Eight Infusion (110 seconds):  This is the first infusion where I noticed the tea soup is light shade of honey golden.  The flavor is still pronounced but smooth.  Hard to tell what’s influencing my mouth feeling.  Is it the previous infusions?  Like an old friend who doesn’t need to make a joke to bring a smile to my lips, this tea warms and delights.
I could keep going but I need to squeeze in alot more teas today and so I’ll check in again soon with this Yi Bang cake!

2010 Yunnan Sourcing “Yi Wu Purple Tea” tasting…

2010 Yunnan Sourcing Autumn “Yi Wu Purple Tea” Tasting Session


Date of tasting: 2010.11.23

Soundtrack: Paul Van Dyk’s Vonyc Sessions #221

6.5 grams of tea brewed in a 120ml gaiwan

Cake compression is medium… somewhat heavy for a stone-press.

Rinsed for 10 seconds… smelling the gaiwan lid, the aroma is distinctly Yi Wu, but with a kind of pungent heavy sweetness.

The tea soup is not typically yellow, his has a purple/grey tinge to the yellow. This is the purple tea character showing itself.

First infusion (30 seconds) … taste is sweet with some slight astringency… slight bitterness in the after-taste. Bittersweet dark chocolate feeling.

Second infusion (40 seconds): The leaves have opened more and the first sip is very Yi Wu in character.  Subtle… a balanced astringency and bitterness, with that sweet thick Yi Wu after-taste.  The tea soup is deep color than before… there is cool feeling in my mouth and I am starting to get that mouth-watering sensation going on.

Third infusion (50 seconds): This infusion is super smooth and the balance of astringeny to bitterness is countered by a sweet almost honey-like feeling, making this tea slide through the mouth, warming and stimulating it.

Fourth infusion (60 seconds): Again the balanced character of this tea is established… the mouth-feeling is creeping into the throat, the mouth watering (along the sides of the tongue) feeling is stronger now.

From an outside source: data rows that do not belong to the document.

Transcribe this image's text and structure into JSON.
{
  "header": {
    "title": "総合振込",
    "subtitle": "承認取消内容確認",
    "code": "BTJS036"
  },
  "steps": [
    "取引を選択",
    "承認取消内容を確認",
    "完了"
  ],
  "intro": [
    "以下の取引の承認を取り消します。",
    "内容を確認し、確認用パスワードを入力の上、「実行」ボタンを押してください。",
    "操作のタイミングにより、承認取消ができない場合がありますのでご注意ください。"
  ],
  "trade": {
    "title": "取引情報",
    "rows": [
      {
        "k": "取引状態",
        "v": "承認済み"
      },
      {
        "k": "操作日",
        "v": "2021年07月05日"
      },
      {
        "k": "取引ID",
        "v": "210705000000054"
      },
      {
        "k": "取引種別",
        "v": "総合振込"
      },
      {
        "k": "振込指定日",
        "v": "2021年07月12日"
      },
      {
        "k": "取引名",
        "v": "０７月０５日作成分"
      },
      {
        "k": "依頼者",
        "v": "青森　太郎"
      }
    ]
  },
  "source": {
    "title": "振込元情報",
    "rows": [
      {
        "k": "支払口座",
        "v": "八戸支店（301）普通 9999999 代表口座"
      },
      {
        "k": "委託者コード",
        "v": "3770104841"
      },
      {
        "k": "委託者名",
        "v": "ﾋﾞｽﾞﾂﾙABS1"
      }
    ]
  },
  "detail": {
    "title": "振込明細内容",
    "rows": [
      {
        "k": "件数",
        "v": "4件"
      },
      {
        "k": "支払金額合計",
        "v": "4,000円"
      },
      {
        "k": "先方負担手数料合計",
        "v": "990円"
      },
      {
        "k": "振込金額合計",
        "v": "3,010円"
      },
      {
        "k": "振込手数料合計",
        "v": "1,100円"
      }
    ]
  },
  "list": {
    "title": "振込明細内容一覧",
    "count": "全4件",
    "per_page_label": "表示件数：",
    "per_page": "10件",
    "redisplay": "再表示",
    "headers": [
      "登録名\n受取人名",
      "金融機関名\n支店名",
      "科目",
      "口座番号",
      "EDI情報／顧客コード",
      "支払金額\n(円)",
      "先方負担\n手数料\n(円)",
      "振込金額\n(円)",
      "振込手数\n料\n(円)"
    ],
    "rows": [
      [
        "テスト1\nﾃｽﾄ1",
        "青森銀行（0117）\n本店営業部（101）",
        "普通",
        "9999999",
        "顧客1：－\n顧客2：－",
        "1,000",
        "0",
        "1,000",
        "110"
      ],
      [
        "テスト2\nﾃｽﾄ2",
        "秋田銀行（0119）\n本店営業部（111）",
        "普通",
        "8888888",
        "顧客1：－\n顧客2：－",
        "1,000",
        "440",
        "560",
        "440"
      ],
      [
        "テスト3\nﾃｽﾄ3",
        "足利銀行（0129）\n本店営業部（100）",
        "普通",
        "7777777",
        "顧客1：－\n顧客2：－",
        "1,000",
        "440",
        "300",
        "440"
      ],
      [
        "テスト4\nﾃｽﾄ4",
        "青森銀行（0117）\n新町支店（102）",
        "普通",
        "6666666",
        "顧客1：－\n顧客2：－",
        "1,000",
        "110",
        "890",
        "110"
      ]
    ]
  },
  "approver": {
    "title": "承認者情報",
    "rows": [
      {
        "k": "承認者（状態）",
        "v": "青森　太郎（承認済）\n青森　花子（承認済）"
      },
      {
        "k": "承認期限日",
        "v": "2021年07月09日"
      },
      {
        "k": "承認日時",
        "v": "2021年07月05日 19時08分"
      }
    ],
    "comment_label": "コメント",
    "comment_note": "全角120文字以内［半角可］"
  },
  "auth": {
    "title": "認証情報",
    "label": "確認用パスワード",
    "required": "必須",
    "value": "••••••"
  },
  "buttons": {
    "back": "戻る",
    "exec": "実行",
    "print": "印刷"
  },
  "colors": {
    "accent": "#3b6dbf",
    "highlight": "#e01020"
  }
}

Fifth Infusion (60 seconds): Tea soup color has not changed… the sweet/bitter/astringent is a little stronger than before, but now there is a hint of mushroom creaminess in the brew.

Sixth Infusion (70 seconds): Tea soup color still un-changed. The tea marches on… it’s becoming less bitter/astringent and the mushroom/cream/sweet character is more pronounced now, making it seem more like Yi Wu tea and less like purple tea.

Seventh Infusion (90 seconds): Tea soup is becoming lighter in color… the taste of Yi Wu is present… the mouth feeling is strong after so many infusions.

Eight Infusion (110 seconds): Tea soup is lighter again… the taste of grain and mushrooms is present with a sweetness. This tea is losing steam… but it’s still flavorful and pleasant.

This tea could go another few infusions, but I will check on it again after a month or two. It’s still so young and the water vapor from pressing is still there. If I were to brew again I would shorten the earlier infusion times a bit… I pushed it a little too hard in the beginning. I prefer a more gradual unfolding of the tea and its essence. Given the cold weather and the incredibly low temperature in my home’s brewing area I am impressed with this tea.    Should you brew this tea, I recommend an yixing teapot, very hot water and that the air temperature of your environment be above 25C.  Cold weather seems to put a damper on the outcome of raw pu-erh.

This tea being only the 10th day since pressing is impressive in its character. There is something very clean and enlivening about it. It’s not as complex as the other five Yi Wu teas made from ancient arbor material, but’s it’s nonetheless something that can be appreciated most for it’s clean, youthful purity!  I look forward to drinking this tea as it ages. The alternation of the monsoon and dry season will bring this slowly into maturity. Thanks mother nature for all!